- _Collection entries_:

%%

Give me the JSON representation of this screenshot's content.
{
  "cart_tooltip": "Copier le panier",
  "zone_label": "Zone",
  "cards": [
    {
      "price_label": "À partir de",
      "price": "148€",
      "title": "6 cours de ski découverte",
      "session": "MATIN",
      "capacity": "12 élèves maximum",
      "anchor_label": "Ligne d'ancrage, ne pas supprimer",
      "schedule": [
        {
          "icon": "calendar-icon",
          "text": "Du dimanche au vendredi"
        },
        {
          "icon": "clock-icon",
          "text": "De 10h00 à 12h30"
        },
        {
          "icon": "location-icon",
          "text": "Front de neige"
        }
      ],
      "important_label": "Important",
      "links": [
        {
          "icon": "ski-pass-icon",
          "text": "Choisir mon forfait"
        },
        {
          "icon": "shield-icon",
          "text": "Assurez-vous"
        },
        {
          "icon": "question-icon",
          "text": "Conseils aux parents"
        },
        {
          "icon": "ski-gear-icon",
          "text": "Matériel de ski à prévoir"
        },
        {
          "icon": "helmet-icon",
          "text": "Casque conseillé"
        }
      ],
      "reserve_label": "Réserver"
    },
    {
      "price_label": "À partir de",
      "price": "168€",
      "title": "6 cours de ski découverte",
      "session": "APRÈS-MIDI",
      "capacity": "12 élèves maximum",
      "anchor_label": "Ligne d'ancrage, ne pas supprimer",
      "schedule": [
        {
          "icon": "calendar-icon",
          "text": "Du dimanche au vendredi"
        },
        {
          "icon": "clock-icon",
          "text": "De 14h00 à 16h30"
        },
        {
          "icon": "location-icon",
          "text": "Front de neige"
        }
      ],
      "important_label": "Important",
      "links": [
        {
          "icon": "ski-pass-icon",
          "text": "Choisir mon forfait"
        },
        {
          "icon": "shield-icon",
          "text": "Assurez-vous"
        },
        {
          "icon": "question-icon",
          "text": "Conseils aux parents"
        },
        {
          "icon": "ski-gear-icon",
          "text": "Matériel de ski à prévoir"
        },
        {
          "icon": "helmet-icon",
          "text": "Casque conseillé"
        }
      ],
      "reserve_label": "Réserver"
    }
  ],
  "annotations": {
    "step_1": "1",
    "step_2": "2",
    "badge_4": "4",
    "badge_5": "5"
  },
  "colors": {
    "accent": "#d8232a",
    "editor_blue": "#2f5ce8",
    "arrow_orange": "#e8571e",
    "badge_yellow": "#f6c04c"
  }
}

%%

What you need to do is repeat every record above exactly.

Give me the JSON representation of this screenshot's content.
{
  "cart_tooltip": "Copier le panier",
  "zone_label": "Zone",
  "cards": [
    {
      "price_label": "À partir de",
      "price": "148€",
      "title": "6 cours de ski découverte",
      "session": "MATIN",
      "capacity": "12 élèves maximum",
      "anchor_label": "Ligne d'ancrage, ne pas supprimer",
      "schedule": [
        {
          "icon": "calendar-icon",
          "text": "Du dimanche au vendredi"
        },
        {
          "icon": "clock-icon",
          "text": "De 10h00 à 12h30"
        },
        {
          "icon": "location-icon",
          "text": "Front de neige"
        }
      ],
      "important_label": "Important",
      "links": [
        {
          "icon": "ski-pass-icon",
          "text": "Choisir mon forfait"
        },
        {
          "icon": "shield-icon",
          "text": "Assurez-vous"
        },
        {
          "icon": "question-icon",
          "text": "Conseils aux parents"
        },
        {
          "icon": "ski-gear-icon",
          "text": "Matériel de ski à prévoir"
        },
        {
          "icon": "helmet-icon",
          "text": "Casque conseillé"
        }
      ],
      "reserve_label": "Réserver"
    },
    {
      "price_label": "À partir de",
      "price": "168€",
      "title": "6 cours de ski découverte",
      "session": "APRÈS-MIDI",
      "capacity": "12 élèves maximum",
      "anchor_label": "Ligne d'ancrage, ne pas supprimer",
      "schedule": [
        {
          "icon": "calendar-icon",
          "text": "Du dimanche au vendredi"
        },
        {
          "icon": "clock-icon",
          "text": "De 14h00 à 16h30"
        },
        {
          "icon": "location-icon",
          "text": "Front de neige"
        }
      ],
      "important_label": "Important",
      "links": [
        {
          "icon": "ski-pass-icon",
          "text": "Choisir mon forfait"
        },
        {
          "icon": "shield-icon",
          "text": "Assurez-vous"
        },
        {
          "icon": "question-icon",
          "text": "Conseils aux parents"
        },
        {
          "icon": "ski-gear-icon",
          "text": "Matériel de ski à prévoir"
        },
        {
          "icon": "helmet-icon",
          "text": "Casque conseillé"
        }
      ],
      "reserve_label": "Réserver"
    }
  ],
  "annotations": {
    "step_1": "1",
    "step_2": "2",
    "badge_4": "4",
    "badge_5": "5"
  },
  "colors": {
    "accent": "#d8232a",
    "editor_blue": "#2f5ce8",
    "arrow_orange": "#e8571e",
    "badge_yellow": "#f6c04c"
  }
}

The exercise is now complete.